What you need to do: Copy out each line below that has the word "heading" in it.

Given records:

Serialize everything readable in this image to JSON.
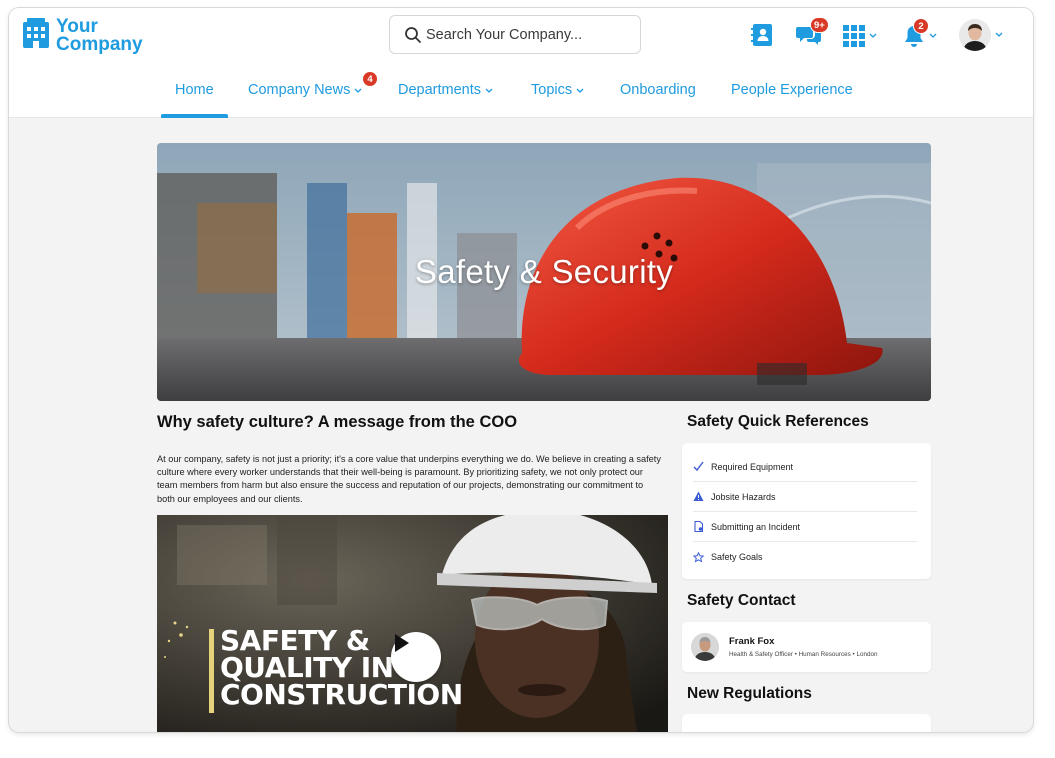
{
  "brand": {
    "line1": "Your",
    "line2": "Company",
    "color": "#1f9be0"
  },
  "search": {
    "placeholder": "Search Your Company..."
  },
  "header_icons": {
    "directory": "contact-book-icon",
    "chat": "chat-bubbles-icon",
    "chat_badge": "9+",
    "apps": "app-grid-icon",
    "notifications": "bell-icon",
    "notifications_badge": "2",
    "avatar": "user-avatar"
  },
  "nav": {
    "items": [
      {
        "label": "Home",
        "active": true
      },
      {
        "label": "Company News",
        "badge": "4",
        "dropdown": true
      },
      {
        "label": "Departments",
        "dropdown": true
      },
      {
        "label": "Topics",
        "dropdown": true
      },
      {
        "label": "Onboarding"
      },
      {
        "label": "People Experience"
      }
    ]
  },
  "hero": {
    "title": "Safety & Security"
  },
  "article": {
    "title": "Why safety culture? A message from the COO",
    "body": "At our company, safety is not just a priority; it's a core value that underpins everything we do. We believe in creating a safety culture where every worker understands that their well-being is paramount. By prioritizing safety, we not only protect our team members from harm but also ensure the success and reputation of our projects, demonstrating our commitment to both our employees and our clients."
  },
  "video": {
    "line1": "SAFETY &",
    "line2": "QUALITY IN",
    "line3": "CONSTRUCTION",
    "play_icon": "play-icon"
  },
  "quick_refs": {
    "heading": "Safety Quick References",
    "items": [
      {
        "label": "Required Equipment",
        "icon": "checkmark-icon"
      },
      {
        "label": "Jobsite Hazards",
        "icon": "warning-triangle-icon"
      },
      {
        "label": "Submitting an Incident",
        "icon": "document-icon"
      },
      {
        "label": "Safety Goals",
        "icon": "star-icon"
      }
    ]
  },
  "contact": {
    "heading": "Safety Contact",
    "name": "Frank Fox",
    "role": "Health & Safety Officer • Human Resources • London"
  },
  "regulations": {
    "heading": "New Regulations"
  },
  "colors": {
    "accent": "#1f9be0",
    "badge": "#d93a28",
    "icon_blue": "#3b5bd6"
  }
}
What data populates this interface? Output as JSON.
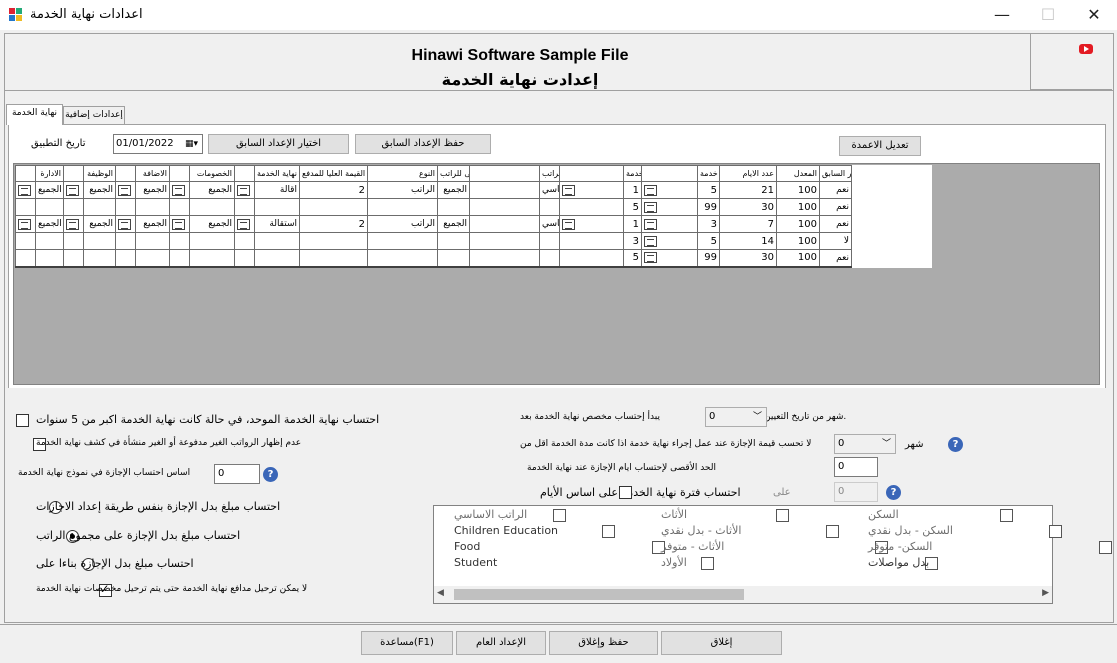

Finished task:
    "heading": "Safety Quick References",
    "heading": "Safety Contact",
    "heading": "New Regulations"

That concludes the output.